- Task description:
Each line below is to be repeated exactly; any picture is to be left out.

Data records for software interfaces
*-*-*
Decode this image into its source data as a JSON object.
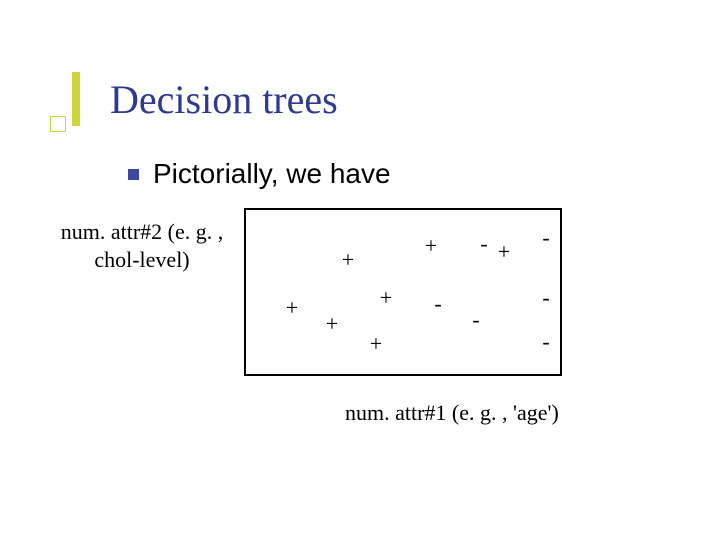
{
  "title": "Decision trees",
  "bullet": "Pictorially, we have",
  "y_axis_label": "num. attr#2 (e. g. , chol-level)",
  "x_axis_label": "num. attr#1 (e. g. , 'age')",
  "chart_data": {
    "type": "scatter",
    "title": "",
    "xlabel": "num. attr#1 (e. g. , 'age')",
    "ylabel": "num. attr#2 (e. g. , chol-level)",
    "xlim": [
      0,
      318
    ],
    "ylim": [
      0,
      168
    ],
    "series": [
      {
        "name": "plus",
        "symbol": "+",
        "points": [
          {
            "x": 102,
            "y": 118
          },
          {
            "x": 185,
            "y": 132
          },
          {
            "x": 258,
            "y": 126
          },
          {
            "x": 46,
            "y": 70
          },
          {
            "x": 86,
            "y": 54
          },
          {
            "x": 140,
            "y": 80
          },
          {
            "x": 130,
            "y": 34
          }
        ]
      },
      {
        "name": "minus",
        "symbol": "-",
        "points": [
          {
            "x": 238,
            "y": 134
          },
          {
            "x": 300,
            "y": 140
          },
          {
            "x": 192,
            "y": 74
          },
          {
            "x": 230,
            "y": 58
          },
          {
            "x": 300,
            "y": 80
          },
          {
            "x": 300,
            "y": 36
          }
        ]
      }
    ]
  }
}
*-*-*
- Response area:
Decode this image into its source data as a JSON object.
{
  "title": "Decision trees",
  "bullet": "Pictorially, we have",
  "y_axis_label": "num. attr#2 (e. g. , chol-level)",
  "x_axis_label": "num. attr#1 (e. g. , 'age')",
  "chart_data": {
    "type": "scatter",
    "title": "",
    "xlabel": "num. attr#1 (e. g. , 'age')",
    "ylabel": "num. attr#2 (e. g. , chol-level)",
    "xlim": [
      0,
      318
    ],
    "ylim": [
      0,
      168
    ],
    "series": [
      {
        "name": "plus",
        "symbol": "+",
        "points": [
          {
            "x": 102,
            "y": 118
          },
          {
            "x": 185,
            "y": 132
          },
          {
            "x": 258,
            "y": 126
          },
          {
            "x": 46,
            "y": 70
          },
          {
            "x": 86,
            "y": 54
          },
          {
            "x": 140,
            "y": 80
          },
          {
            "x": 130,
            "y": 34
          }
        ]
      },
      {
        "name": "minus",
        "symbol": "-",
        "points": [
          {
            "x": 238,
            "y": 134
          },
          {
            "x": 300,
            "y": 140
          },
          {
            "x": 192,
            "y": 74
          },
          {
            "x": 230,
            "y": 58
          },
          {
            "x": 300,
            "y": 80
          },
          {
            "x": 300,
            "y": 36
          }
        ]
      }
    ]
  }
}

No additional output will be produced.